Dealing with a will does not always go smoothly following the death of a loved one. Sometimes, there may be the need to challenge it. There are multiple reasons for challenging a will. For instance, you may not have been provided for adequately under the will. you might also argue that the will is invalid. However, the process of contesting a will can be quite complex and you need to know a few things about the process to make it successful. Therefore, here are some of the key things you need to know about contesting a will.
Not everyone is eligible to contest a will. There are three major categories of eligible applicants when it comes to contesting a will. You must be the deceased's child, spouse, or dependent to be eligible to contest the will. A spouse can mean the deceased's wife, husband, registered partner, or de facto partner. They can also be a former wife, husband, or registered partner. The child can be the deceased's biological child, stepchild legally-adopted child, or unborn child.
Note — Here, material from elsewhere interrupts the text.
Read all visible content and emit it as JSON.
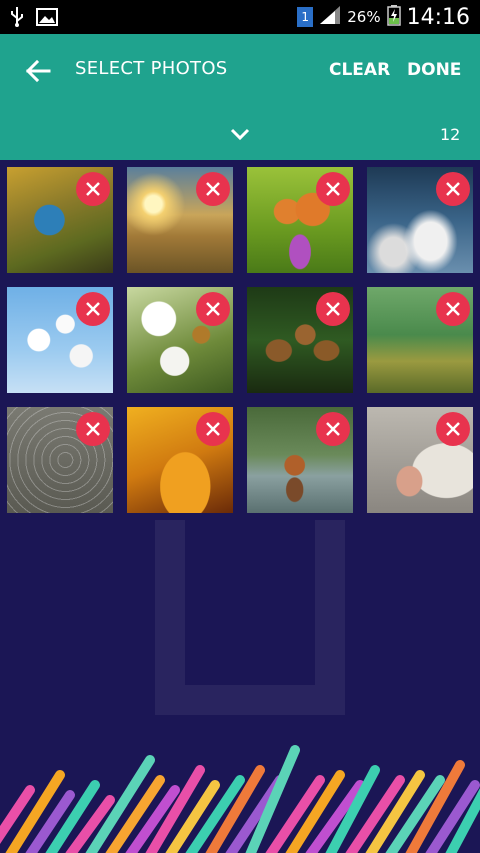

When it comes to dependants, you must prove that by the date of the deceased's death, you were either substantially or wholly maintained by him or her. Therefore, dependants may include amongst others, the deceased's parents, nephews, nieces, stepchild, brother, sister, foster child etc.
Grounds to Challenge or Contest A Will
The laws regarding the grounds to contest a will vary across states and territories. However, there are similar circumstances that will allow you to challenge a will regardless of where you are in the country. First, you can challenge a will on grounds of undue influence. You have to prove that the deceased wasn't coerced into drawing the will through any form of intimidation, pressure, force etc. You can also contest a will if you believe that the deceased lacked the mental capacity needed to draw a valid will. You will also have to provide proof of this and to do so you may need to show that the deceased was under the influence of drugs, alcohol and other substances or suffered from medical conditions such as senility that would make him or her not understand the consequences of creating the will. At the time of will creation, the creator must understand things such as the extent as well as the value of their estate, the beneficiaries, and how the estate will be distributed.
Forgery and fraud are also other grounds to contest a will. Since the process of contesting a will can be quite complicated, it is advisable to hire a reputable wills lawyer to guide you through the process.